*Extracted information*.
☆ ☆ ☆ ☆

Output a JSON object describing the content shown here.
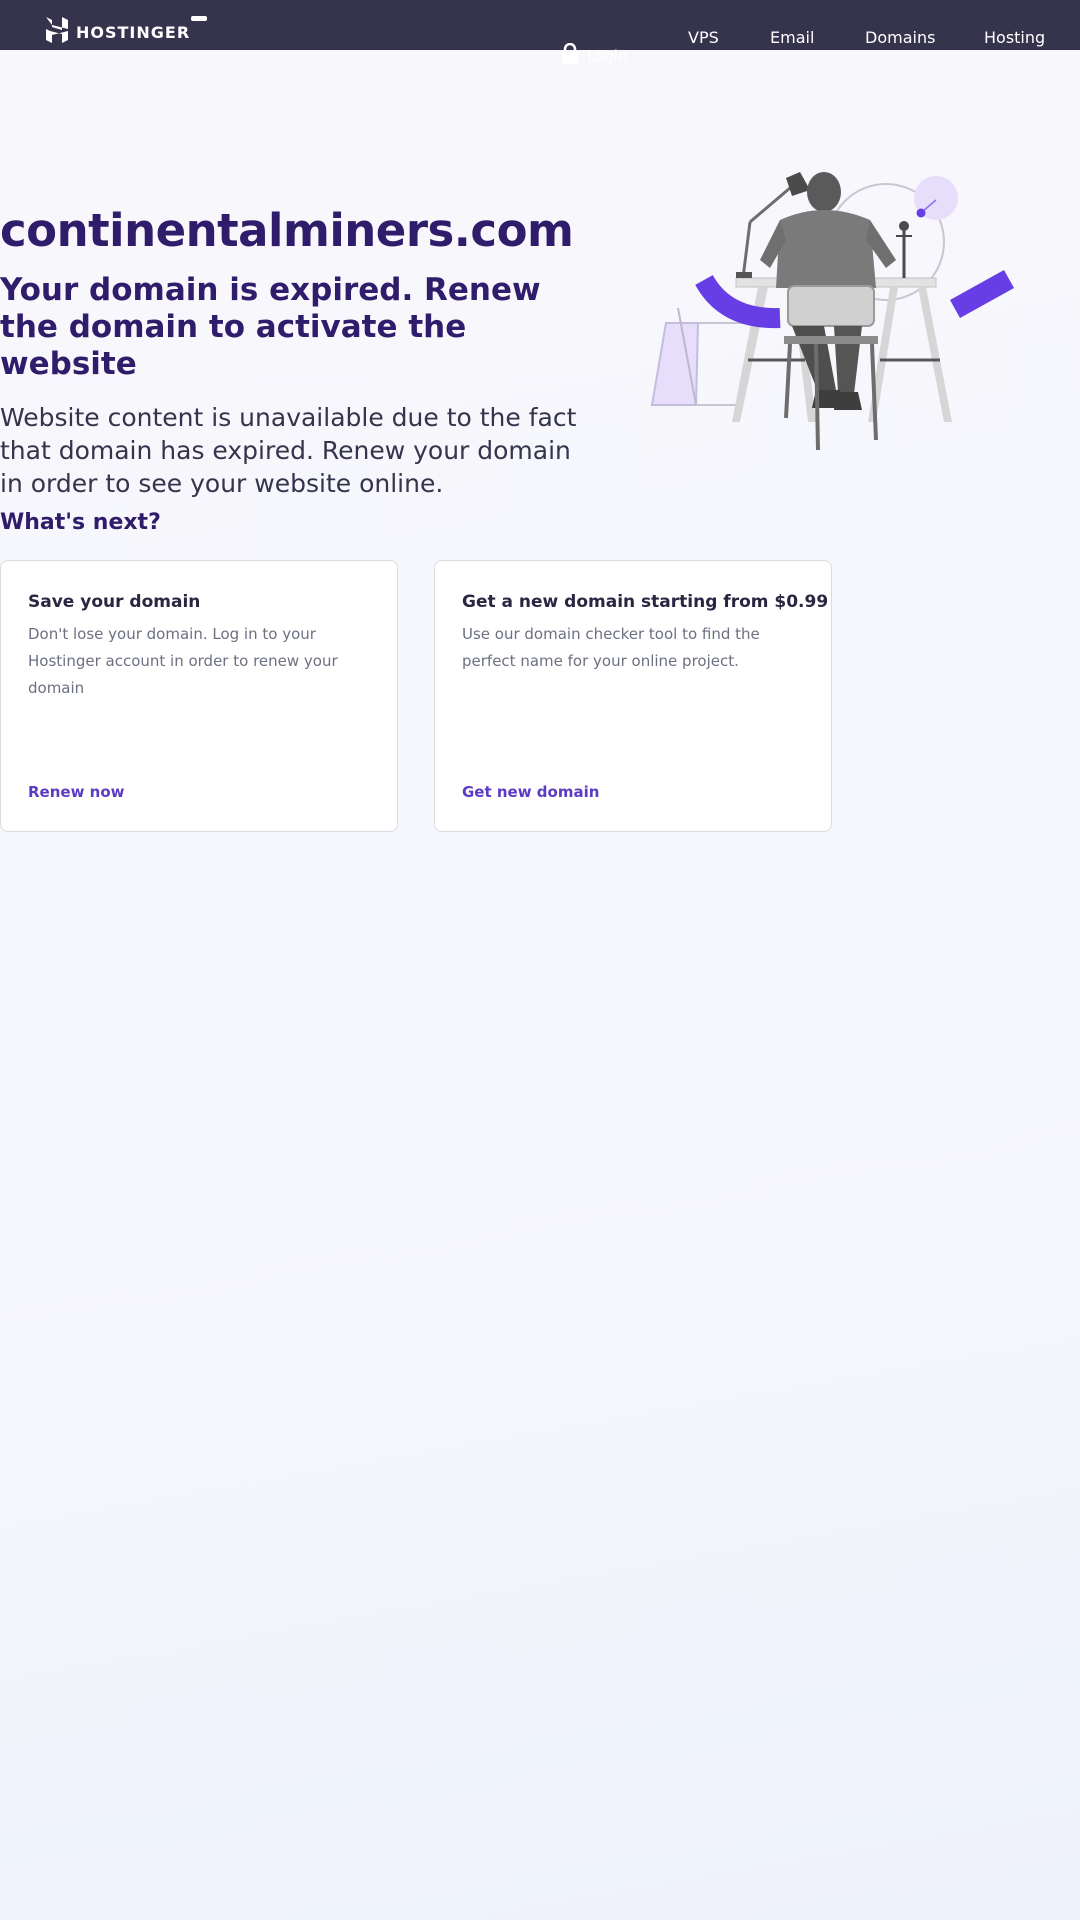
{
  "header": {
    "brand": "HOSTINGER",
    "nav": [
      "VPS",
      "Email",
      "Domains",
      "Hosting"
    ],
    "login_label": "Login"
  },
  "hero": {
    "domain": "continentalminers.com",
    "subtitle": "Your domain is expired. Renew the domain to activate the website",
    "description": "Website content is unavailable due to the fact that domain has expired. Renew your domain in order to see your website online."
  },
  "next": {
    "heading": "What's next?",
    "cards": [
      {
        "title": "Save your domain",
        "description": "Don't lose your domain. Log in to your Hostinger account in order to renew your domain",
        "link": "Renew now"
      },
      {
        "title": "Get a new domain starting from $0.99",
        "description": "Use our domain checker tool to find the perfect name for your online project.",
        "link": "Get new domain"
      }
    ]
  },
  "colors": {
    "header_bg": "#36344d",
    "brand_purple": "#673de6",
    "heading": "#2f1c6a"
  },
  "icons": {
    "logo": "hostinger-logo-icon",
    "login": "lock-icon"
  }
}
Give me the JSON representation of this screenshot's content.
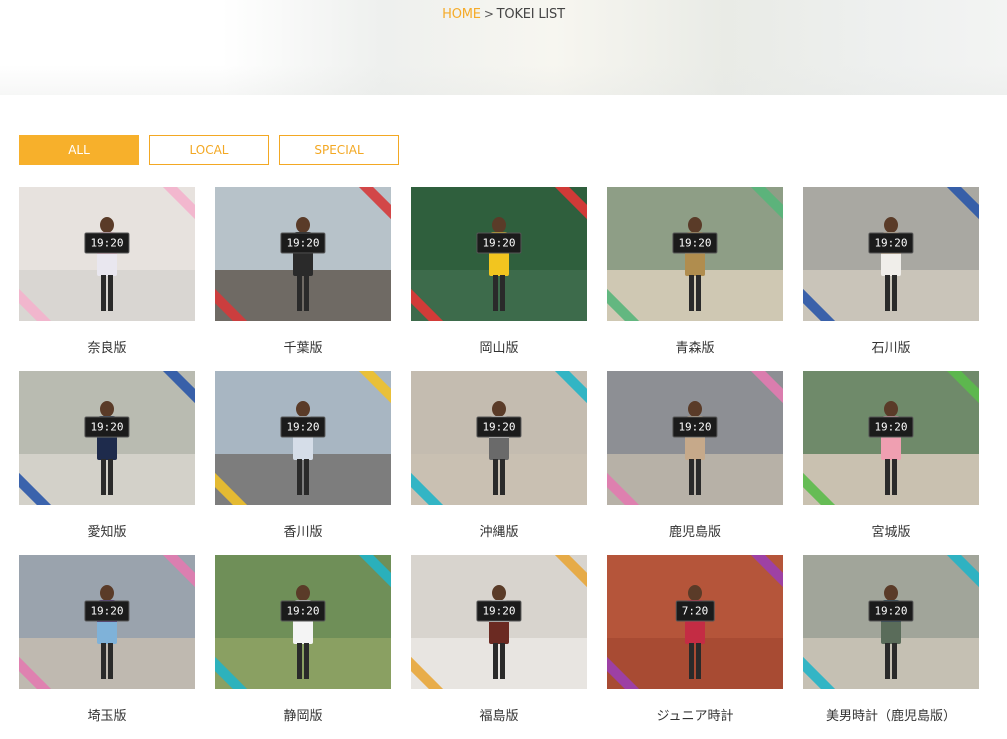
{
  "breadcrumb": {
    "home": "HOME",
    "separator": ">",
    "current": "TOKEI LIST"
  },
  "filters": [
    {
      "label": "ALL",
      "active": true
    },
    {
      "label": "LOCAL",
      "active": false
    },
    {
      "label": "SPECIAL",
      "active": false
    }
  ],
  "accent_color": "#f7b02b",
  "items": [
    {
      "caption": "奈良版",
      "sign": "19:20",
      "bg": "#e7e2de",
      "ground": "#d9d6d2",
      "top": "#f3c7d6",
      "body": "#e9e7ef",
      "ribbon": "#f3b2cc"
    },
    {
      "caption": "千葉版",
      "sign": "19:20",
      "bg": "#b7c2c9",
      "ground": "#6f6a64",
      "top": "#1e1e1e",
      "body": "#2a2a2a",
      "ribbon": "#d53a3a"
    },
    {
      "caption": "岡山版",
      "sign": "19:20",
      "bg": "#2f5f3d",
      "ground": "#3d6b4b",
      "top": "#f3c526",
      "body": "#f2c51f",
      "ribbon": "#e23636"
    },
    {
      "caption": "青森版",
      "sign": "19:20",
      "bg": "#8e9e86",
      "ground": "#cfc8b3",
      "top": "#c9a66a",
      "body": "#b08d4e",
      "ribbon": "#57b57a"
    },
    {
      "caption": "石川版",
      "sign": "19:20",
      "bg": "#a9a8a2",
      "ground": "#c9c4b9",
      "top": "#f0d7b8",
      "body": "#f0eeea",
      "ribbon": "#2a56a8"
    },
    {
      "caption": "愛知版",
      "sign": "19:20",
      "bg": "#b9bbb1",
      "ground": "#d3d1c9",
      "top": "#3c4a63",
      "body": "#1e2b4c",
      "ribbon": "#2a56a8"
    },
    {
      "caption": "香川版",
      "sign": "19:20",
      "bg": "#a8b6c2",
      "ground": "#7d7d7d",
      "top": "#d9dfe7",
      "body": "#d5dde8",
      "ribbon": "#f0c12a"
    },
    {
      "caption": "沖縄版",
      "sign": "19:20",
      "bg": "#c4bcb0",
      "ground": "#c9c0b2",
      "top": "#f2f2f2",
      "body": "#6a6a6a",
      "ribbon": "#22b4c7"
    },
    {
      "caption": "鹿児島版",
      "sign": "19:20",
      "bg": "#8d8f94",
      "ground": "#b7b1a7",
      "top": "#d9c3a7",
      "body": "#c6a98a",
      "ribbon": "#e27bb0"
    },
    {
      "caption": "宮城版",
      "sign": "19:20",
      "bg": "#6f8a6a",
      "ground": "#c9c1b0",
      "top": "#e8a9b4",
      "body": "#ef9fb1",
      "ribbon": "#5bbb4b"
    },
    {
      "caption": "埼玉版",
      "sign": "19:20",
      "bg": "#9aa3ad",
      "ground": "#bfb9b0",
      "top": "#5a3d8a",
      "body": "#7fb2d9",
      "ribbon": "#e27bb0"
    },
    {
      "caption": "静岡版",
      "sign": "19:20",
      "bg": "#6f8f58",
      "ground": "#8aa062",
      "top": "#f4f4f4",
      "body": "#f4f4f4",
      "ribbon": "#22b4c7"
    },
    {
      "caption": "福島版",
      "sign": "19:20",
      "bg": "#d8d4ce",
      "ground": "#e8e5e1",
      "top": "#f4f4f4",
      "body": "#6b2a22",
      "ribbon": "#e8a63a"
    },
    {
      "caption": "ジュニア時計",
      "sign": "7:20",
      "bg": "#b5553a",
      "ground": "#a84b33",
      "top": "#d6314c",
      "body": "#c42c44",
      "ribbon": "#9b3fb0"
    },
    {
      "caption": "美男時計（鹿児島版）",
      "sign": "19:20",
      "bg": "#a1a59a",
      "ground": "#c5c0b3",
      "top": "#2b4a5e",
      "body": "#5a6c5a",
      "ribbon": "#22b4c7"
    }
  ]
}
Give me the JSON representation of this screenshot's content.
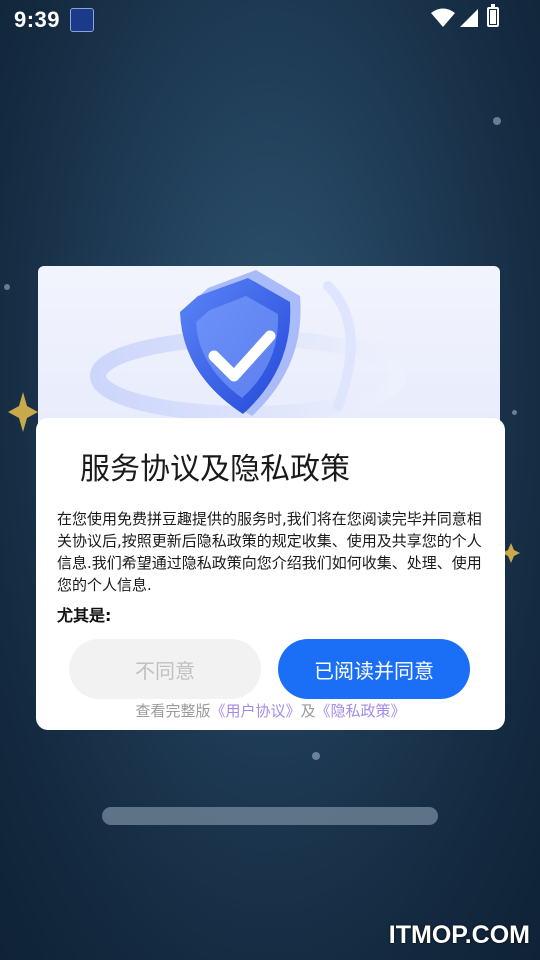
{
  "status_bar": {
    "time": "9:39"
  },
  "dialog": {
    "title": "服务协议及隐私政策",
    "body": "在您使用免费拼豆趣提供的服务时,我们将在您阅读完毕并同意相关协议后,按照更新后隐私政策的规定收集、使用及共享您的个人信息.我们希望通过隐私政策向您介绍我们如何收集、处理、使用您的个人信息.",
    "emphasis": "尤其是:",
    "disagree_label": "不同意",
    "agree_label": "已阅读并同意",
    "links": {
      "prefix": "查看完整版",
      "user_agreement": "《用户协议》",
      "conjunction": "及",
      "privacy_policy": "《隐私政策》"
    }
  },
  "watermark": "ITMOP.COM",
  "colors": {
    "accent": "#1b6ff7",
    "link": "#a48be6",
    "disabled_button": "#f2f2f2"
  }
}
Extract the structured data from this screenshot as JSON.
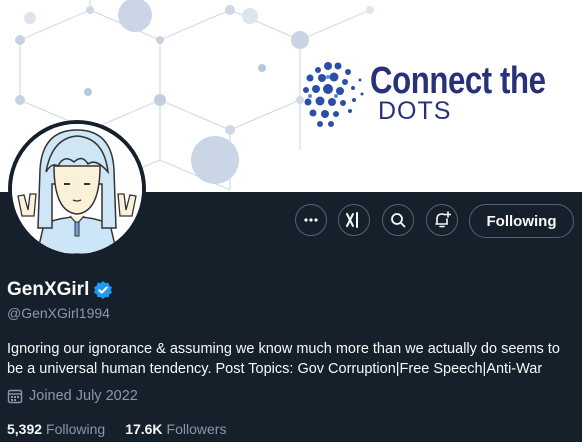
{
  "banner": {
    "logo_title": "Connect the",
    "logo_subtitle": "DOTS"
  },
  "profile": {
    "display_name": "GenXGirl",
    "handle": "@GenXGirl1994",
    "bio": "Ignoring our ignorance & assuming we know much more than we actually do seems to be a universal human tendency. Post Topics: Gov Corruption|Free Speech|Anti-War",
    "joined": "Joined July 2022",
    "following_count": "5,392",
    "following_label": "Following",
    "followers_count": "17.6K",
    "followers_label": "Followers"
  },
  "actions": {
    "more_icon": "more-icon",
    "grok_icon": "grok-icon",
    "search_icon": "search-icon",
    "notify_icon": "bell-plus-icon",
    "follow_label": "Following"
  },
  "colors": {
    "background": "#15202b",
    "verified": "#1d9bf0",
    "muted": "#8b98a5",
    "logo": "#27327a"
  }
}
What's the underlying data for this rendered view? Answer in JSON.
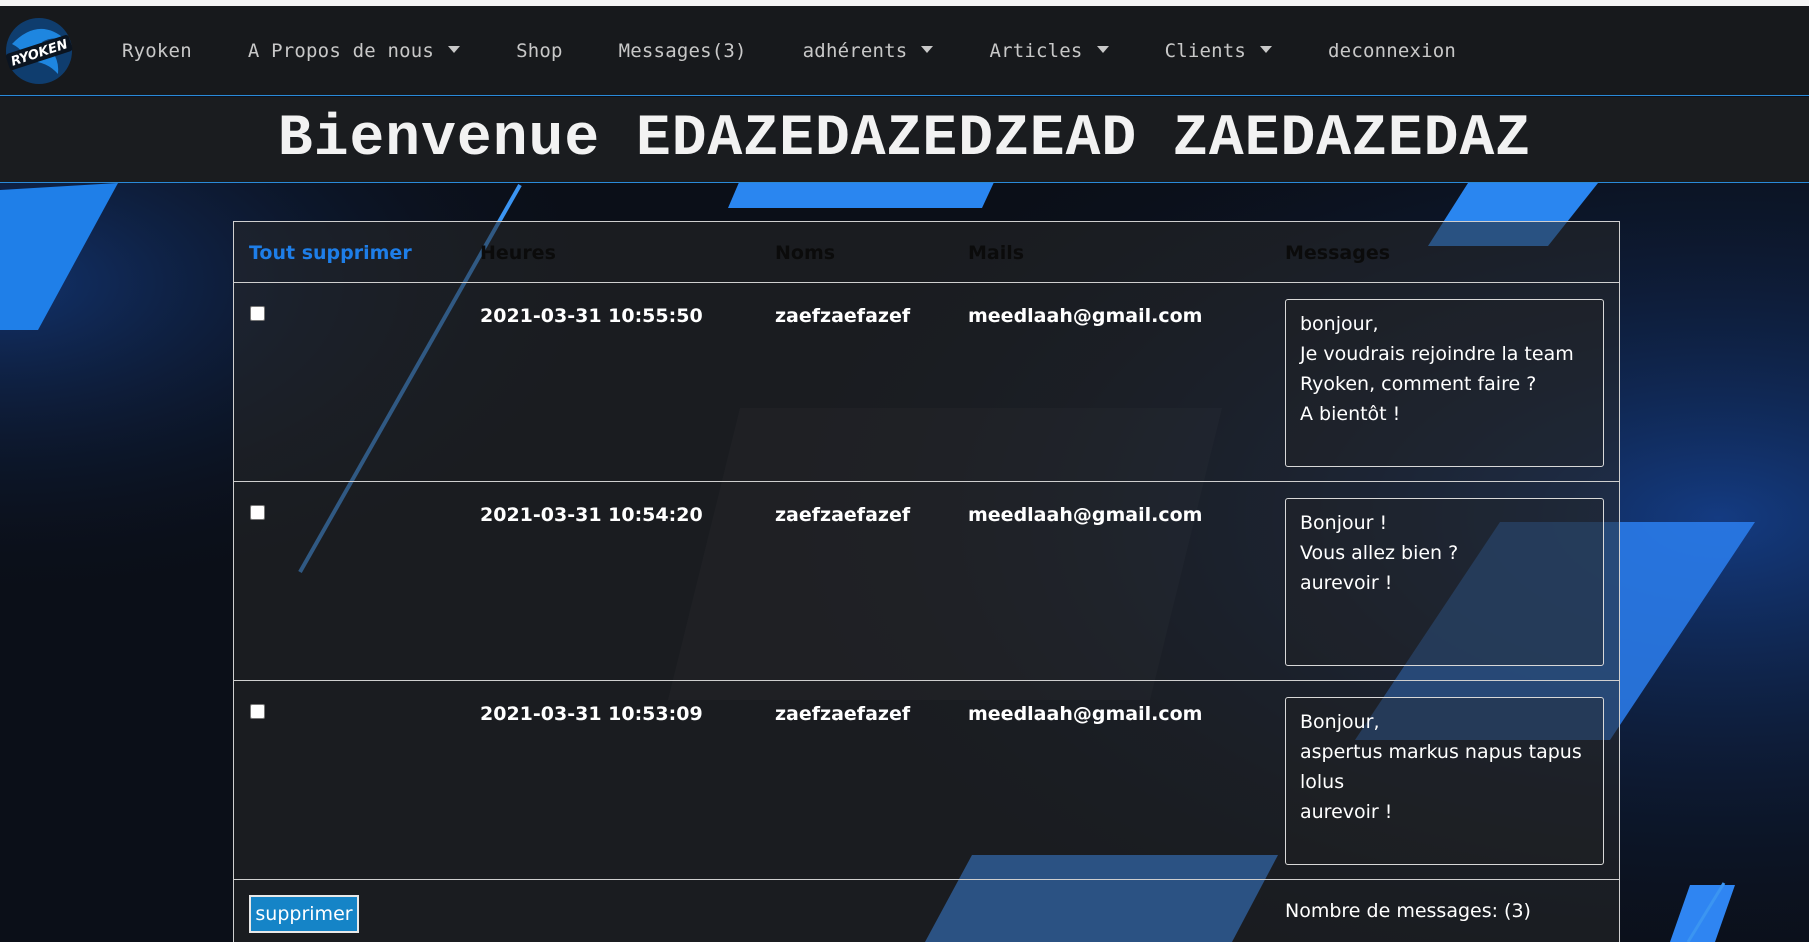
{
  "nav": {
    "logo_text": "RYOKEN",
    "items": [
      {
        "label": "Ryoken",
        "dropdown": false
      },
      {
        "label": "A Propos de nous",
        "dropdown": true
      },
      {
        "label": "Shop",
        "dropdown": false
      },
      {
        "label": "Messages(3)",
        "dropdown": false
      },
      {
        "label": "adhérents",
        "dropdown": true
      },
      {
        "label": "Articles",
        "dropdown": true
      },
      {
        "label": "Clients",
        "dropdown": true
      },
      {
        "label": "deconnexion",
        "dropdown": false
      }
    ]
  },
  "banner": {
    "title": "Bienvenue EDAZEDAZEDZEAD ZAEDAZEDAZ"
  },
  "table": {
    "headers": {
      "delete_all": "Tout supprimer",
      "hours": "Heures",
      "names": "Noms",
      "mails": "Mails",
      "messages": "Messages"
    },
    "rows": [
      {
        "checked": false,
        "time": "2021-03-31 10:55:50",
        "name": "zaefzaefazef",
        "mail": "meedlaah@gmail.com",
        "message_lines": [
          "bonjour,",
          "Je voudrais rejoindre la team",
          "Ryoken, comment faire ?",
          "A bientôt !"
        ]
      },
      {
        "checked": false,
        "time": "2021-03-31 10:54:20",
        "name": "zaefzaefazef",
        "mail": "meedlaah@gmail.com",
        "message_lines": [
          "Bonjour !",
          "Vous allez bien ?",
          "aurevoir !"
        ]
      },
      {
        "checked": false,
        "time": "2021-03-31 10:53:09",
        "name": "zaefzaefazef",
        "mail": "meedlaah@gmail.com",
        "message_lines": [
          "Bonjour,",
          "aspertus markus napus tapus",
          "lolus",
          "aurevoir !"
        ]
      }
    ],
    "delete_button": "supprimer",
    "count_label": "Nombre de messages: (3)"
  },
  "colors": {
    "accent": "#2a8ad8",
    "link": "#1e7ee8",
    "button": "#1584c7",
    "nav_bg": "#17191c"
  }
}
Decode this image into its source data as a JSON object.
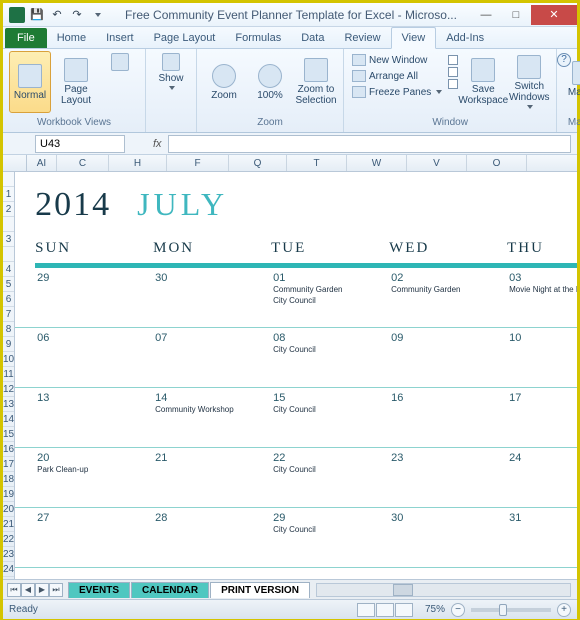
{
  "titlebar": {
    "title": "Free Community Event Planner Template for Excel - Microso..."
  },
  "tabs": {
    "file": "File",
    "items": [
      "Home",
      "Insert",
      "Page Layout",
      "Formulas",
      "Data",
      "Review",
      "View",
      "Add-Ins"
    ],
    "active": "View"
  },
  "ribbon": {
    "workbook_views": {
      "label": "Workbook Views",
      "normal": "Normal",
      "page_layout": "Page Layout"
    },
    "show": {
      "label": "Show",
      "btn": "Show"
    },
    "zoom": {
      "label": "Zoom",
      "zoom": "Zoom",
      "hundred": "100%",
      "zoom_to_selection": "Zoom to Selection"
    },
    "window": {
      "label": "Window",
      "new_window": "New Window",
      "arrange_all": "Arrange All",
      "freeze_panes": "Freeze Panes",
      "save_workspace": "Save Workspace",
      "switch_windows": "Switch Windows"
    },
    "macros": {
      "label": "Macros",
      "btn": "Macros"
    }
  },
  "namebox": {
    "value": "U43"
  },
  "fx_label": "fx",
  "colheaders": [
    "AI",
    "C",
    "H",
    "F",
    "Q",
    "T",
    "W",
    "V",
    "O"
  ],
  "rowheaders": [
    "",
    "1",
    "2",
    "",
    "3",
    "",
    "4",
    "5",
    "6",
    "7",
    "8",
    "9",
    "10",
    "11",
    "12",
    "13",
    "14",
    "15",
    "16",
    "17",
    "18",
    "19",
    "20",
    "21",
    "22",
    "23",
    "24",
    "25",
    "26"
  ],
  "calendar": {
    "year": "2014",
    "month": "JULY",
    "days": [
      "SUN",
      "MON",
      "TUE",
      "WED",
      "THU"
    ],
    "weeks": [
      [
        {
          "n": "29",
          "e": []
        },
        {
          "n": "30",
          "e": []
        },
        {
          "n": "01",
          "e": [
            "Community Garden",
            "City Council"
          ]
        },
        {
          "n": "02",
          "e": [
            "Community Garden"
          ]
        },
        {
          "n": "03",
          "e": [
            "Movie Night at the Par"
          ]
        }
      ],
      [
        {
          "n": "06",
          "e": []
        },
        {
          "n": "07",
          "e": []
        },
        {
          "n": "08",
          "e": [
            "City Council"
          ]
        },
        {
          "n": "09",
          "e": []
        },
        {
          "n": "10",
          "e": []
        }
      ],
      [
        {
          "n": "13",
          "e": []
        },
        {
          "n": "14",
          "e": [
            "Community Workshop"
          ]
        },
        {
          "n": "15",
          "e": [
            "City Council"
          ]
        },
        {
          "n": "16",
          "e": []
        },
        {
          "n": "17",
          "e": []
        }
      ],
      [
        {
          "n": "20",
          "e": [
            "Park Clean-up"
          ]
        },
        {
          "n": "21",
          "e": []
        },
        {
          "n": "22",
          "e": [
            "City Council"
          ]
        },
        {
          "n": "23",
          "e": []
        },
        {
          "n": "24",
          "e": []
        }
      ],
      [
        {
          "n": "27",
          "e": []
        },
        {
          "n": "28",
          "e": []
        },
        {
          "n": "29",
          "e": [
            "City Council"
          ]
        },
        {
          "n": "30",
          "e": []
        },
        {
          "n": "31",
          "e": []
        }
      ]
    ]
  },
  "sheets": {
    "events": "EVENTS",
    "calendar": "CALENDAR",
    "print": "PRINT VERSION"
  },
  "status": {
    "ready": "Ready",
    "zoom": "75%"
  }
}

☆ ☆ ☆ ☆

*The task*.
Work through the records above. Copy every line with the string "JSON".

*Answer box*.
Output a JSON object describing the content shown here.
Give me the JSON representation of this screenshot's content.
Give me the JSON representation of this screenshot's content.
Extract the structured data from this screenshot as JSON.
What's the underlying data for this rendered view? Answer in JSON.
Decode this image into its source data as a JSON object.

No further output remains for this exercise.